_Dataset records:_
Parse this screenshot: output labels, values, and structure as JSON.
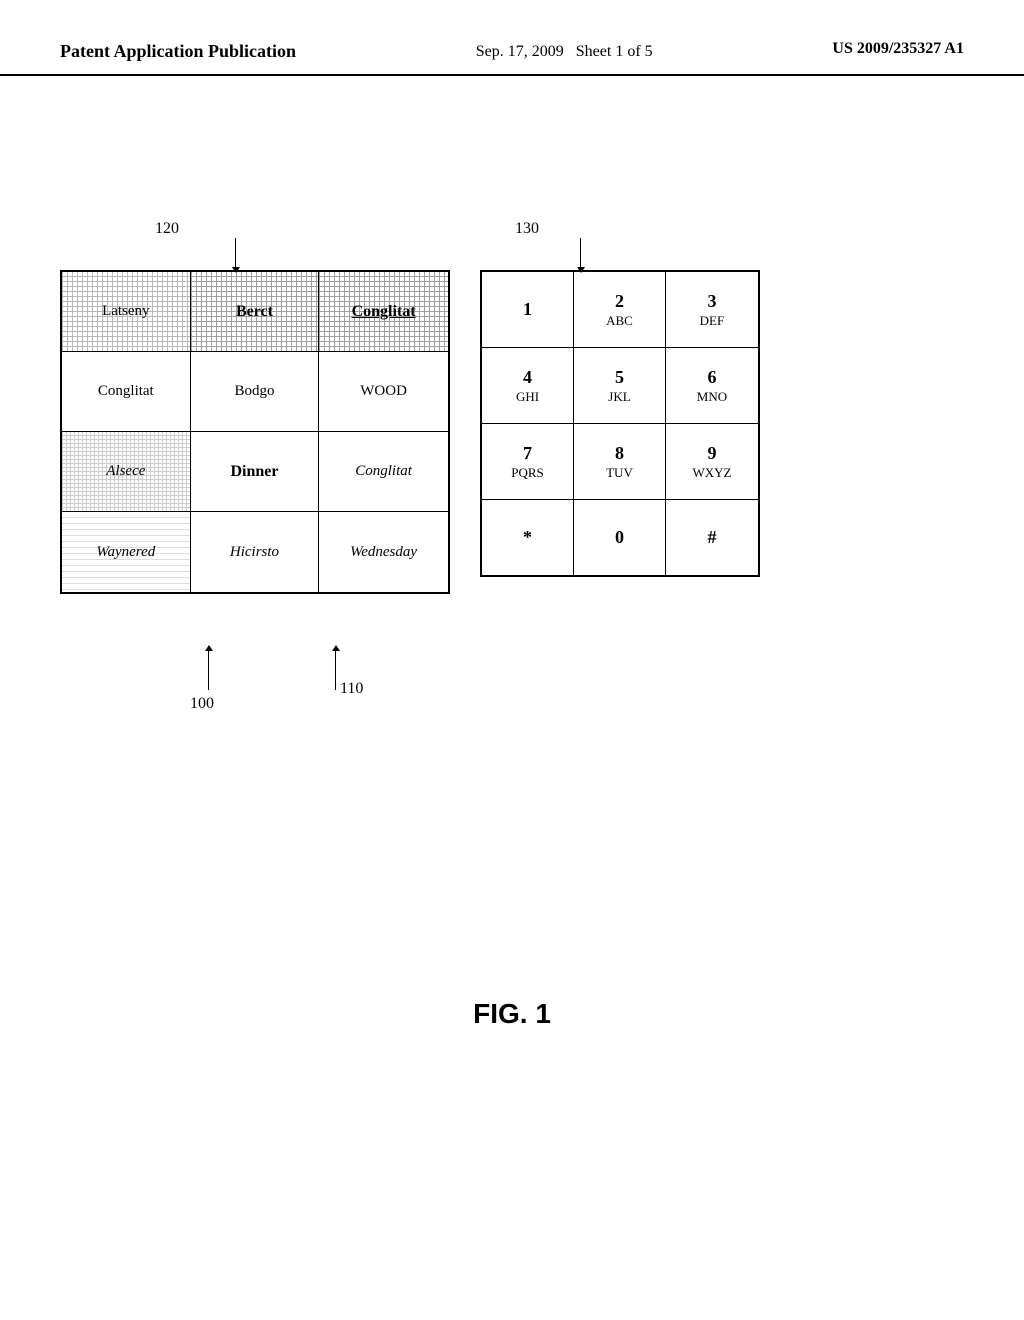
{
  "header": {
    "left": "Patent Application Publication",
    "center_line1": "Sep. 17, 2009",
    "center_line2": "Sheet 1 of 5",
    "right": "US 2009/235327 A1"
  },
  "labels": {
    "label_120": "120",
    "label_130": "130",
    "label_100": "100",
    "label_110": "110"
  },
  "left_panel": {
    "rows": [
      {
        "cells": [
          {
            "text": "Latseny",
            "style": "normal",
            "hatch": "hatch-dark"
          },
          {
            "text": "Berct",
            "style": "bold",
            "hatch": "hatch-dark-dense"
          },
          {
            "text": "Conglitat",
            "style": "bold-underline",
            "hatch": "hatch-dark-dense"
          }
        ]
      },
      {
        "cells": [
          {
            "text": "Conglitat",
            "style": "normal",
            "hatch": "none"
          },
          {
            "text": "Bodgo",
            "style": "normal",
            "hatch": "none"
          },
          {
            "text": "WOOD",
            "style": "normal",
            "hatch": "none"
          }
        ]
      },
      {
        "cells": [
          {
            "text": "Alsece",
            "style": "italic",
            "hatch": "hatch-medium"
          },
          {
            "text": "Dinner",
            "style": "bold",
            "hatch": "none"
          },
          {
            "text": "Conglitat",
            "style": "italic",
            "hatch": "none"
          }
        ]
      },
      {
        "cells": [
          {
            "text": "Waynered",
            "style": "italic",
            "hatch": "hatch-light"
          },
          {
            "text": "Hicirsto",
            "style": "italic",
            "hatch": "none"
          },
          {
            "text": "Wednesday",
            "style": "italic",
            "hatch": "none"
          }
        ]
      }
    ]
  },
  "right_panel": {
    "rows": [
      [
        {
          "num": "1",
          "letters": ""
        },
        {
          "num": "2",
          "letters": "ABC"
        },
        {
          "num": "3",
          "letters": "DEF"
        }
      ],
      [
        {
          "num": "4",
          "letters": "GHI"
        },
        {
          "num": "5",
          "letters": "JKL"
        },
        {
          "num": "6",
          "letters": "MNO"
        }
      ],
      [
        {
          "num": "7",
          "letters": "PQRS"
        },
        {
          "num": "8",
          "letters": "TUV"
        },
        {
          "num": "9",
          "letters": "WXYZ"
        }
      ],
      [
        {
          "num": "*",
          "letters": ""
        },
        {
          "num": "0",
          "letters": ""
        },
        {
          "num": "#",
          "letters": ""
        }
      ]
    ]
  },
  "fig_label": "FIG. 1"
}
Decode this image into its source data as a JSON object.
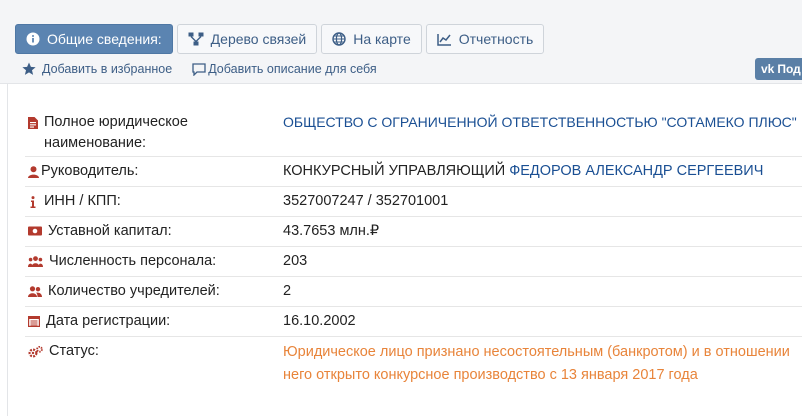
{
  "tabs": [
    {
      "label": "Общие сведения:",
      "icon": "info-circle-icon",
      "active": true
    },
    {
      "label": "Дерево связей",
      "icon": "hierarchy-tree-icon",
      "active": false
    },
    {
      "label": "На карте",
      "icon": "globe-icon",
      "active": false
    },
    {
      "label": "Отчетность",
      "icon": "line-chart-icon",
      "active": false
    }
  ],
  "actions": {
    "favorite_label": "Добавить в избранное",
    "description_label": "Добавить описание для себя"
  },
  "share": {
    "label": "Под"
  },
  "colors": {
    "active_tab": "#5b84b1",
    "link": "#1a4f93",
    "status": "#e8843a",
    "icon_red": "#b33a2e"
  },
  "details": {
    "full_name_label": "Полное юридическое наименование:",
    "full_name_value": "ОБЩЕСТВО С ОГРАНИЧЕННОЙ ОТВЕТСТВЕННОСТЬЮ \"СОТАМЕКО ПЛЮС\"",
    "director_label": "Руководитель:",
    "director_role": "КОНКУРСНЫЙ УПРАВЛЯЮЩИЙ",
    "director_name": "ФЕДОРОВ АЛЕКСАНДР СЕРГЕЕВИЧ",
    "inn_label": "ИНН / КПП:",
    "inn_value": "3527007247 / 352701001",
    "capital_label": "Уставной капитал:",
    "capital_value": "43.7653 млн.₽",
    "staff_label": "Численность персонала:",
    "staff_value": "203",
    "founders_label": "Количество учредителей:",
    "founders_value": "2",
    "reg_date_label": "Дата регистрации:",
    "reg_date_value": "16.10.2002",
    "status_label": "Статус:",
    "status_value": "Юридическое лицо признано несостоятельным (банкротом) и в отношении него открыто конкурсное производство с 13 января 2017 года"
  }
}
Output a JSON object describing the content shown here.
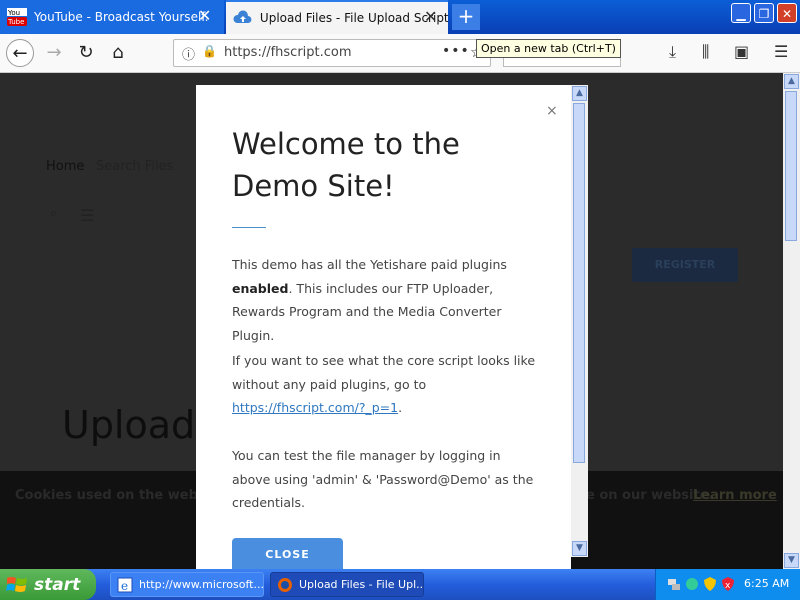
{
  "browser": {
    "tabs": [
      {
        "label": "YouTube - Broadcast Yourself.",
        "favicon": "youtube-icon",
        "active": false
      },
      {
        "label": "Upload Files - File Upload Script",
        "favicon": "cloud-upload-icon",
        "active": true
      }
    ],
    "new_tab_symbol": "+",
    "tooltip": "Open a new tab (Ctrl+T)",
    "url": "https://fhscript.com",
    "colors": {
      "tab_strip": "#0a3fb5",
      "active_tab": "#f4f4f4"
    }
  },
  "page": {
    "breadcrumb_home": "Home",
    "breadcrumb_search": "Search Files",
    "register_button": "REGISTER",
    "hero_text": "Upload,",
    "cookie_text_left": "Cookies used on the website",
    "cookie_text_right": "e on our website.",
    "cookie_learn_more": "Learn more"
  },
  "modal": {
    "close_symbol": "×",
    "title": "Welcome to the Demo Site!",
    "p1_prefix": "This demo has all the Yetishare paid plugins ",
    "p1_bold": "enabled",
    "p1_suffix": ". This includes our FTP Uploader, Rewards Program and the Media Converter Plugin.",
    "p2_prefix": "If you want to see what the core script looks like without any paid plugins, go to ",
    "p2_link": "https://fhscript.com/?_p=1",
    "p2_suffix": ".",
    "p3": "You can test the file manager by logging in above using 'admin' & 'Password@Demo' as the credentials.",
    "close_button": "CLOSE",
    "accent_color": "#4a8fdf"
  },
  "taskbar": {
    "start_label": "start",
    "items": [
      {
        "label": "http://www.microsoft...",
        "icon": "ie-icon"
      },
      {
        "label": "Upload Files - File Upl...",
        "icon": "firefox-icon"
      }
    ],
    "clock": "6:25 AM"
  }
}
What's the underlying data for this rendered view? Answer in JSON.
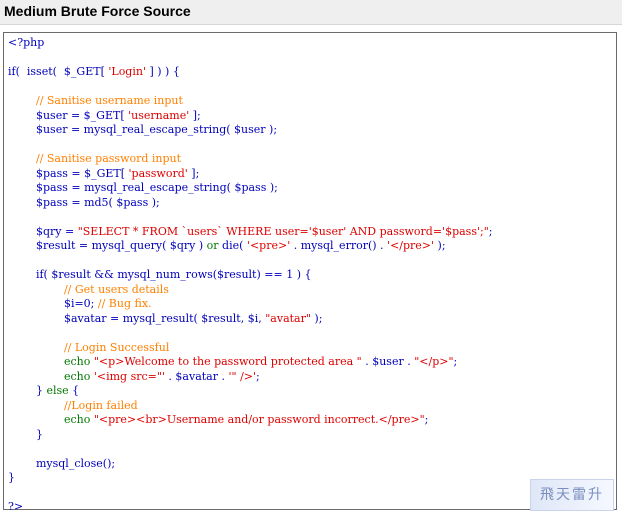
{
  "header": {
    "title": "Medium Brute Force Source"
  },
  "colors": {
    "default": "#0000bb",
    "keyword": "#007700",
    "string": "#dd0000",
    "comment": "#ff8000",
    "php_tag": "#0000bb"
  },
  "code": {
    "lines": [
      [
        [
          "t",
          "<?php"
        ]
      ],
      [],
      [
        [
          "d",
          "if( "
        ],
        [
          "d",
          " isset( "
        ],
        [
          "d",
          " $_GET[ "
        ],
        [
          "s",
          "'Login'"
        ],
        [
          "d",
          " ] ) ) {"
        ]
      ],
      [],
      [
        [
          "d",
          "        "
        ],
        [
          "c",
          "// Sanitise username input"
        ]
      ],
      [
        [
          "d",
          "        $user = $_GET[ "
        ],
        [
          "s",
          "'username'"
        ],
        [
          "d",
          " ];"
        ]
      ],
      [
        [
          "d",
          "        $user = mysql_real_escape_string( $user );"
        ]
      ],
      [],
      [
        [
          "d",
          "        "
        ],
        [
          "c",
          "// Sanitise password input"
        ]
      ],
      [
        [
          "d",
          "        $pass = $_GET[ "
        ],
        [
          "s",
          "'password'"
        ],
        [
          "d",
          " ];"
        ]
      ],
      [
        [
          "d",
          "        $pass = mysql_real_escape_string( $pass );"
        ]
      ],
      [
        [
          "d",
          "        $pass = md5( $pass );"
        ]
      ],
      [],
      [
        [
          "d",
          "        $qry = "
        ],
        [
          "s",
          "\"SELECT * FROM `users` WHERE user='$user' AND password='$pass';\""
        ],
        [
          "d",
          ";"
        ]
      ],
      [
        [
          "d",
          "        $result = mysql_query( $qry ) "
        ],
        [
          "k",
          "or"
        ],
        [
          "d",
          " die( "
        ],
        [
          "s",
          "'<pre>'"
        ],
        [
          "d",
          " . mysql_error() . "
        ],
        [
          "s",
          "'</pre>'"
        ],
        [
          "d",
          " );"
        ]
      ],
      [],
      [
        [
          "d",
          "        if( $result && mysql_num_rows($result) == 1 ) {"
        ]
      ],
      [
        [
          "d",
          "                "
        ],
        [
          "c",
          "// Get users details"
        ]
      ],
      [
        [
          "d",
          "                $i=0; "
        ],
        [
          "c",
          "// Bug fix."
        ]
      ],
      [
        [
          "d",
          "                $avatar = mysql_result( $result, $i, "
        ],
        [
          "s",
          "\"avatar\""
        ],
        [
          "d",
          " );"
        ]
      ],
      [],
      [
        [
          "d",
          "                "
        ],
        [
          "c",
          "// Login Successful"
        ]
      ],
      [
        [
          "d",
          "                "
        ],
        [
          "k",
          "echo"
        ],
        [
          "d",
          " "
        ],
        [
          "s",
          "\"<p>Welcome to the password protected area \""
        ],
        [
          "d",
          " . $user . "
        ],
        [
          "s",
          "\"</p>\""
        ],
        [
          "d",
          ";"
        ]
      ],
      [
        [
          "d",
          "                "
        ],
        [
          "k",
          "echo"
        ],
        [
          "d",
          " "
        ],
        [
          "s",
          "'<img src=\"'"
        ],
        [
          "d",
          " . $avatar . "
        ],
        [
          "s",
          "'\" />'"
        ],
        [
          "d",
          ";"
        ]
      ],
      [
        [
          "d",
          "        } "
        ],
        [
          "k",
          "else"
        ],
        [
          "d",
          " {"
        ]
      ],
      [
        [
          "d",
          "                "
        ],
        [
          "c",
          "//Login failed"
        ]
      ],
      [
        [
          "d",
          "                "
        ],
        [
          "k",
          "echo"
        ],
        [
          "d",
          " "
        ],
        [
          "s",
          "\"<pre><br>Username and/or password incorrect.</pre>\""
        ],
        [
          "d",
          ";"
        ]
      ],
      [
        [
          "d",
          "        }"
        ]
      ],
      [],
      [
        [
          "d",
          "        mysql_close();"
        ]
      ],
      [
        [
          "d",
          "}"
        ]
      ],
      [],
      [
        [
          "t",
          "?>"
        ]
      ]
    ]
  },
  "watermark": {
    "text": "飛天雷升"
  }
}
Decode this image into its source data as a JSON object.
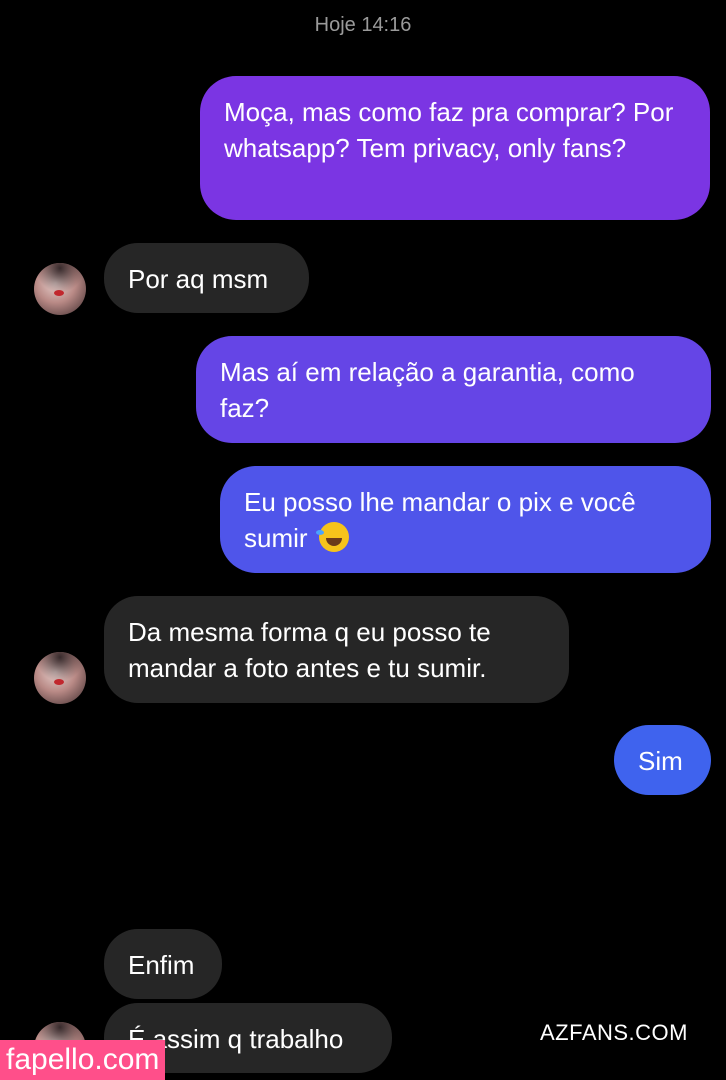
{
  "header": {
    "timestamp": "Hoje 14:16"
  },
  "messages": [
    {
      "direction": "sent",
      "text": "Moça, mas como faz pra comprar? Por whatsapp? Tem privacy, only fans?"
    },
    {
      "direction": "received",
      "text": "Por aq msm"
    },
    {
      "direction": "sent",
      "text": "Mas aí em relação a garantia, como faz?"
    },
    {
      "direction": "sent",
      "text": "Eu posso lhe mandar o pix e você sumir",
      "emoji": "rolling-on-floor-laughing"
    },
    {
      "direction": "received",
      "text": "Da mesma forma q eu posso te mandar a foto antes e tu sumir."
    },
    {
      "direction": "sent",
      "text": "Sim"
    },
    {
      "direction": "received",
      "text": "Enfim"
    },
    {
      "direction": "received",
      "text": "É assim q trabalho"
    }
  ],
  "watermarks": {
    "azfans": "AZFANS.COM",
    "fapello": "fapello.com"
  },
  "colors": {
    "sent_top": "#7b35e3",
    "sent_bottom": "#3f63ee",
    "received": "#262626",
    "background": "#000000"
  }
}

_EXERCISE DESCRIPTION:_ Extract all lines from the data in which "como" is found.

_FINAL ANSWER:_
      "text": "Moça, mas como faz pra comprar? Por whatsapp? Tem privacy, only fans?"
      "text": "Mas aí em relação a garantia, como faz?"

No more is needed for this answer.